:: what you said was that i advocated the execution i. didn't say advocated. i didn't actually say advocated. i'm saying when you say things in the past that can be perceived as divisive, how to you come together and say i can be a senator for everyone in the state?
:: because people know the difference between being a satirist and the whole point of that was to show that outing a cia agent is serious. that's what a satirist does. a satirist points out what is actually serious, and -- but, you know, the trick here is they are going to be taking things out of context, and you're right. the republican party in minnesota said that i advocated the execution. of those guys. and i wasn't. and it was very clear, the letterman audience and nine saw that, and, look, if -- this is just ridiculous. we should be talking about foreclosures on homes. we should be talking about gas prices. we should be talking about loss of jobs, and that's what i'm going to do.
:: i agree.
:: the reason they want to do this kind of distraction is that norm coleman has such a terrible record on these things. so i'm not going to let them do that, and then when they say that i advocated these things they're only shooting themselves in the foot. they came out with this the day i announced. the day i announced the first poll came out said i was 22 point down from norm coleman. the last poll has me three points ahead of norm coleman. this doesn't work. let them continue to do this. i'm going to talk about the problems that face minnesotans. i'm going to talk about getting university health care. go ahead.
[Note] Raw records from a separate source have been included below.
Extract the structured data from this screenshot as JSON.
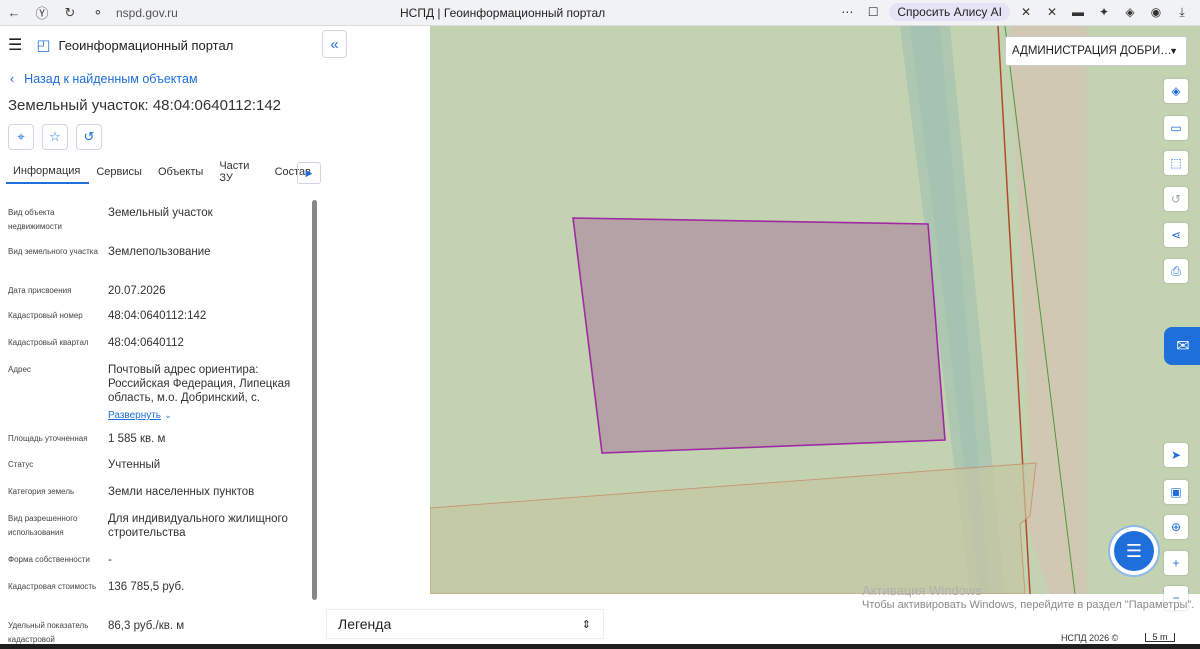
{
  "browser": {
    "url": "nspd.gov.ru",
    "tab_title": "НСПД | Геоинформационный портал",
    "alice_label": "Спросить Алису AI"
  },
  "app": {
    "title": "Геоинформационный портал",
    "back_link": "Назад к найденным объектам",
    "object_title": "Земельный участок: 48:04:0640112:142"
  },
  "tabs": [
    "Информация",
    "Сервисы",
    "Объекты",
    "Части ЗУ",
    "Состав"
  ],
  "properties": [
    {
      "label": "Вид объекта недвижимости",
      "value": "Земельный участок"
    },
    {
      "label": "Вид земельного участка",
      "value": "Землепользование"
    },
    {
      "label": "Дата присвоения",
      "value": "20.07.2026"
    },
    {
      "label": "Кадастровый номер",
      "value": "48:04:0640112:142"
    },
    {
      "label": "Кадастровый квартал",
      "value": "48:04:0640112"
    },
    {
      "label": "Адрес",
      "value": "Почтовый адрес ориентира: Российская Федерация, Липецкая область, м.о. Добринский, с."
    },
    {
      "label": "Площадь уточненная",
      "value": "1 585 кв. м"
    },
    {
      "label": "Статус",
      "value": "Учтенный"
    },
    {
      "label": "Категория земель",
      "value": "Земли населенных пунктов"
    },
    {
      "label": "Вид разрешенного использования",
      "value": "Для индивидуального жилищного строительства"
    },
    {
      "label": "Форма собственности",
      "value": "-"
    },
    {
      "label": "Кадастровая стоимость",
      "value": "136 785,5 руб."
    },
    {
      "label": "Удельный показатель кадастровой",
      "value": "86,3 руб./кв. м"
    }
  ],
  "expand_label": "Развернуть",
  "map": {
    "admin_select": "АДМИНИСТРАЦИЯ ДОБРИ…",
    "legend_label": "Легенда",
    "footer": "НСПД 2026 ©",
    "scale_label": "5 m",
    "windows_title": "Активация Windows",
    "windows_text": "Чтобы активировать Windows, перейдите в раздел \"Параметры\".",
    "colors": {
      "map_bg": "#c3d3b1",
      "parcel_fill": "#b4a2a4",
      "parcel_stroke": "#a02aa6",
      "accent": "#1e6fd9"
    }
  }
}
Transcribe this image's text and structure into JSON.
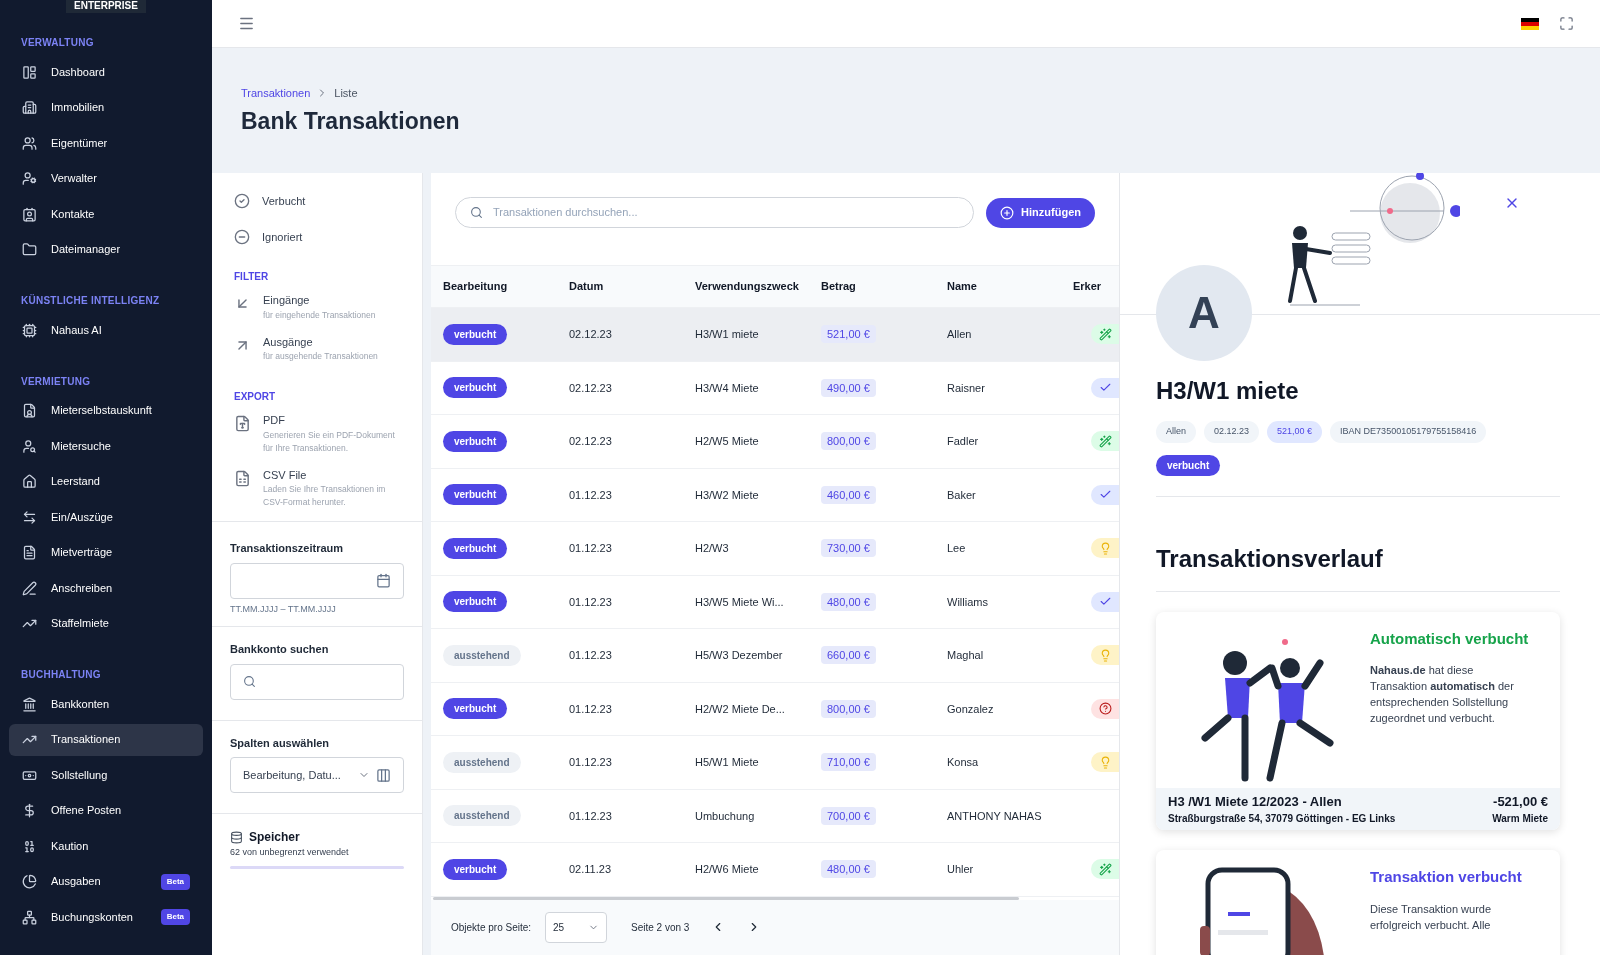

:: before we let you go, one of the top issues is the economy, of course. 70-plus percent of economists stay looks like we're in a recession. if elected, what are some of the first things you would do to try to turn the economy around?
:: put a moratorium on foreclosures. staunch this downward spiral. every house foreclosed upon goes on the market. that's why we've had the floor fall out of the housing market. i would also make sure that people have jobs. i didn't like this stimulus package. i would have used the stimulus package to address deferred infrastructure projects, like roads. you know, there's plenty of infrastructure praumps in this country that are short term. we could have put people to work, repairing them, they could have -- they would have had job. those jobs would have created more jobs, because they'd be spending money and at the end we'd have prepared infrastructure. we can do that by fixing up foreclosed housing, retrofitting homes to make them more energy efficient, by making sure states aren't laying off teachers and nurses and firefighters and police, so we could pulse money back to the state. and then long term, we have to do research and development, end this bush war against science. we have to build an company that works for everybody and a green economy that creates jobs and gets us off energy dependence on on -- and that's why the price of gas, the price of oil, is so much that we've done nothing in the last seven years to get off our dependence on foreign oil. and norm coleman has done nothing about it, and president bush has done nothing about it. there are things that we can do to pulse the economy now and then there are long-term things that we have to do to get into the 21st century and get a handle on health care is one of them. we spend twice as much money per person on health care as any other industrialized country. we need universal health care. we need an education system that trains our kids for a 21st century economy. we need to restore our standing in the world. a lot of reason for the increase in oil prices is the war in iraq, and the uncertainty in iran.
:: i'm getting told we have to go. but i appreciate you weighing in on these issues. you're welcome any time. al franken, u.s. senatorial candidate.
:: we also did invite senator norm coleman to appear. open-end invitation still stands for next week.
:: perhaps we'll get him on too.